On August 3rd, Greer and Thulani began nesting in an area provided to them to ensure a safe location for this endeavor. Greer (Mom) laid an egg on August 9th and another on August 12th. Thulani (Dad) watched closely at the entrance to the nesting chamber while Greer sat on the eggs to keep them warm and safe.
In the first few days Thulani and Greer maintained their post, with Thulani bringing fish to Greer so she could eat while incubating the eggs. Thulani, however, soon took turns with Greer, giving her a break to get up and move around and get food for herself. As the days went on, the penguins continued to share egg care duties even to the point of fussing over who was to do the sitting. Keepers started hearing peeping coming from the egg(s) on September 13th and the first egg was pipped (when a chick’s beak breaks a hole in the egg shell) the next day.
The first endangered African penguin chick hatched at Lehigh Valley Zoo occurred on September 16th and, like clockwork, the second hatched on the 19th.
Greer and Thulani continue their parental duties keeping the chicks warm and feeding them regurgitated fish as they ask for it.
In order to disturb the penguin family as little as possible during their initial bonding, Keepers waited until the second chick was hatched before weighing either of them to make sure all was going well.
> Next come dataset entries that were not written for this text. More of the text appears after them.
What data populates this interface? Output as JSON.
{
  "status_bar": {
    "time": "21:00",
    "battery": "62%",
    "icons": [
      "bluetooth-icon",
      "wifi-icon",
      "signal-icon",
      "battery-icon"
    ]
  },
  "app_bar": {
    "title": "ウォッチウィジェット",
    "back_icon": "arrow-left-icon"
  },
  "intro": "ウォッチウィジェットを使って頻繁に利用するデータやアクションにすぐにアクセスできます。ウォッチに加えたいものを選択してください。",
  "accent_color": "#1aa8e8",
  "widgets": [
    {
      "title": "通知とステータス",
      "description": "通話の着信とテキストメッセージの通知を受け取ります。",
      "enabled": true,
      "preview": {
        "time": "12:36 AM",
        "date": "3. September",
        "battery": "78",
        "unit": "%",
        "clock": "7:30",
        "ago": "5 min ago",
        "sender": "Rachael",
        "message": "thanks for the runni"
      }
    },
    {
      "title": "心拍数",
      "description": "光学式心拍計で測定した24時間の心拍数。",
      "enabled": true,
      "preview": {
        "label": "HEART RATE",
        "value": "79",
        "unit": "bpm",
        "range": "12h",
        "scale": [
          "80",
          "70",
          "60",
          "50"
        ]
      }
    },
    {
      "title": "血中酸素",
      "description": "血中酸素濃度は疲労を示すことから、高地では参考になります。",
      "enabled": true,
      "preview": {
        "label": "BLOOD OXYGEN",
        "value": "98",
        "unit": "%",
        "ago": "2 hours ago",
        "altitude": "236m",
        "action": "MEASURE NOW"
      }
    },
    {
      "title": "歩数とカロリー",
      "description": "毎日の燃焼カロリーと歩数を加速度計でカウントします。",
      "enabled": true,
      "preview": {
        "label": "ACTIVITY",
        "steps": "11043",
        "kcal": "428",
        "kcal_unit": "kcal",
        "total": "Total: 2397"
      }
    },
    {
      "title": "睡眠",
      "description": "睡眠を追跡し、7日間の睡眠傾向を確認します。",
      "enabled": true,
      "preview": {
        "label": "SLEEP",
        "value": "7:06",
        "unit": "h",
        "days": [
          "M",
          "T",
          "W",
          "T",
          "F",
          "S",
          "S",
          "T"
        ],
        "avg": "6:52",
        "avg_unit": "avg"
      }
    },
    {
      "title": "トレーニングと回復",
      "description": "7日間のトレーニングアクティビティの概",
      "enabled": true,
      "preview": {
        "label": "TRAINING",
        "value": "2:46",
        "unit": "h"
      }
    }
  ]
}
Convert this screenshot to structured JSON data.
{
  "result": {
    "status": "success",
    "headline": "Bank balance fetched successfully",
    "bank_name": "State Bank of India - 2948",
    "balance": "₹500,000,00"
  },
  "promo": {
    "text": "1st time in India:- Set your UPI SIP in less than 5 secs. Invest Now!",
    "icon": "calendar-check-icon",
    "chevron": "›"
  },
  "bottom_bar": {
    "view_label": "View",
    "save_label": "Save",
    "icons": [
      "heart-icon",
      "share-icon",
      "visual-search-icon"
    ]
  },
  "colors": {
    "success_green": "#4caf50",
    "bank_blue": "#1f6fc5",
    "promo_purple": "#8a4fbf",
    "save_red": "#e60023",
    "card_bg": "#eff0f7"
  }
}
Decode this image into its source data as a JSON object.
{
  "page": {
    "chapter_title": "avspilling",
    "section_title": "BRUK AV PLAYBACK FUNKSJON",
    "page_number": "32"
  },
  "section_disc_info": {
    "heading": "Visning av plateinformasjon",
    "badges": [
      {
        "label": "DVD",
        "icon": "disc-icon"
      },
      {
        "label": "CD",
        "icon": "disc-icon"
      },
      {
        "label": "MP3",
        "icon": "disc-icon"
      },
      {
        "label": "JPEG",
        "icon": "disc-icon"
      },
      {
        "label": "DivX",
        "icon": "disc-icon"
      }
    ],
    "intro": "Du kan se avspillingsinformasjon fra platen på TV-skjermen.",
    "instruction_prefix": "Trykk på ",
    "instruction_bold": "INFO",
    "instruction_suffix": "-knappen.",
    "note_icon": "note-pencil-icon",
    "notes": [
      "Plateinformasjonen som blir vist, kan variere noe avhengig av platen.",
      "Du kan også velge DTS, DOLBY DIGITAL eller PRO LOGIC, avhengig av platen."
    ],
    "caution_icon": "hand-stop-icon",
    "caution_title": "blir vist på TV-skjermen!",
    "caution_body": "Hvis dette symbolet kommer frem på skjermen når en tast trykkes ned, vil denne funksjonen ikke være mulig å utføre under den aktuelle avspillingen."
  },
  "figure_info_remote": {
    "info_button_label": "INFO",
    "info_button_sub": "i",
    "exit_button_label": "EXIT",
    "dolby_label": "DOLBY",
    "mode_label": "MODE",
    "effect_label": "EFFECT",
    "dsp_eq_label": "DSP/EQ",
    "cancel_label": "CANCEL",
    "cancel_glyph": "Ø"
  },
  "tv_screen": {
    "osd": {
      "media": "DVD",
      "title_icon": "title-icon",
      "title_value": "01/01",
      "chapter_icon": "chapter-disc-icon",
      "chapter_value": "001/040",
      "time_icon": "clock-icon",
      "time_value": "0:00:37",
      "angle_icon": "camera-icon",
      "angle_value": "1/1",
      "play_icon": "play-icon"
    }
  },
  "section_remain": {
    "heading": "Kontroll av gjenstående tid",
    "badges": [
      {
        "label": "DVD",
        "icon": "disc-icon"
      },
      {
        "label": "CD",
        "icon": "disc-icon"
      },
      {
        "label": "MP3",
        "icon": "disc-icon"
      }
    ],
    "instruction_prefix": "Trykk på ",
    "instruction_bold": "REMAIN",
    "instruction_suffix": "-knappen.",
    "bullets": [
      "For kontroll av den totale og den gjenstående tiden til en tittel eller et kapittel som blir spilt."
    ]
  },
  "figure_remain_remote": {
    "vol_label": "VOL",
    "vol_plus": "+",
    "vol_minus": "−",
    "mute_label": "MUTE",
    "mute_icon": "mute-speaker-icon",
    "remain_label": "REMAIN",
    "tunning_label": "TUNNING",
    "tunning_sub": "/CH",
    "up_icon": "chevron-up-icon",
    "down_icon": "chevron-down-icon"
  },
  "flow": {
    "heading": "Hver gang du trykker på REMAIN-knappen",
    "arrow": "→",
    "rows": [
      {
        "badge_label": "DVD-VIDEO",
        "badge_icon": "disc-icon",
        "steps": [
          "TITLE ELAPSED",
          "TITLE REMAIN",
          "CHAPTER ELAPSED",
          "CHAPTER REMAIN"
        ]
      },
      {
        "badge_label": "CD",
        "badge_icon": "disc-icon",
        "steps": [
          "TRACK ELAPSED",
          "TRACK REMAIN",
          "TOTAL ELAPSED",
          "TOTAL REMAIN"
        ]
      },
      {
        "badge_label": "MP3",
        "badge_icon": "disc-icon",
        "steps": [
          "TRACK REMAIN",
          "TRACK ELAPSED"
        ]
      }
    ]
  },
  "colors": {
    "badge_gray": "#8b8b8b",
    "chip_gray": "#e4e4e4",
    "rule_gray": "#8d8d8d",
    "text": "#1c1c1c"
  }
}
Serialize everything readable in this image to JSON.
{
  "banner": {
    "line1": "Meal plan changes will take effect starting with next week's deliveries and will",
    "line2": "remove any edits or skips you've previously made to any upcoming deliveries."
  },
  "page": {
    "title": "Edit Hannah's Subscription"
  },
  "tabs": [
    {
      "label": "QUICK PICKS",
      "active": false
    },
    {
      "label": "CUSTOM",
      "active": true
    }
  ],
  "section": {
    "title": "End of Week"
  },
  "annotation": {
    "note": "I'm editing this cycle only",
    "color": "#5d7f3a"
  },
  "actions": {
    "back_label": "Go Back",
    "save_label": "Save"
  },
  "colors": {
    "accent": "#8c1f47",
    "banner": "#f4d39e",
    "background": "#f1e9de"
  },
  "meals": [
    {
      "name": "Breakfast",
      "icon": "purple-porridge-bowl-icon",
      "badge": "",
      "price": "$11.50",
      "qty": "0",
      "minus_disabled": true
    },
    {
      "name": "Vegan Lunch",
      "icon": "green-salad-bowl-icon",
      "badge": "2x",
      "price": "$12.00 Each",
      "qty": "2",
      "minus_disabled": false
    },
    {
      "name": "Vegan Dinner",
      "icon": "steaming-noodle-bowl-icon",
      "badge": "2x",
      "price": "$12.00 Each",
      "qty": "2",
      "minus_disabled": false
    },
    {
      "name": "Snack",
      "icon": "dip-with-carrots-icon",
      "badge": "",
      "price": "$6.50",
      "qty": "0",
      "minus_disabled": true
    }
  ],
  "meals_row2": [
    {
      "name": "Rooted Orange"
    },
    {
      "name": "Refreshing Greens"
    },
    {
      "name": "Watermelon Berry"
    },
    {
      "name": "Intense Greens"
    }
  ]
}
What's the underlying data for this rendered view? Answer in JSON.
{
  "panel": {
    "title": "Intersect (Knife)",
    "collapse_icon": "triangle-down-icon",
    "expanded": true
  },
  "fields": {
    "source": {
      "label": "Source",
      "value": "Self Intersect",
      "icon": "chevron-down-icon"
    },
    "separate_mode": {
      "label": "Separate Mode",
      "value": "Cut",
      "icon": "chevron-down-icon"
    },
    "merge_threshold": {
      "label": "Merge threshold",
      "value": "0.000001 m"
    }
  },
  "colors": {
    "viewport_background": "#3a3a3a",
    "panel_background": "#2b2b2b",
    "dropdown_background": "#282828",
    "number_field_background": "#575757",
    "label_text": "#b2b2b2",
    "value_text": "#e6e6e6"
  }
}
On its hatch day, the second chick weighed 70 grams (~2.5 oz.) while the one hatched three days earlier was already 151 grams (just over 5 oz.).
Ten days later they weigh 376.12 grams (13 oz.) and 520 grams (18 oz.), respectively.
Washington Post – Pennsylvania zoo introduces new additions to penguin colony
Lehigh Valley Live – Meet the chicks: Penguins born at Lehigh Valley Zoo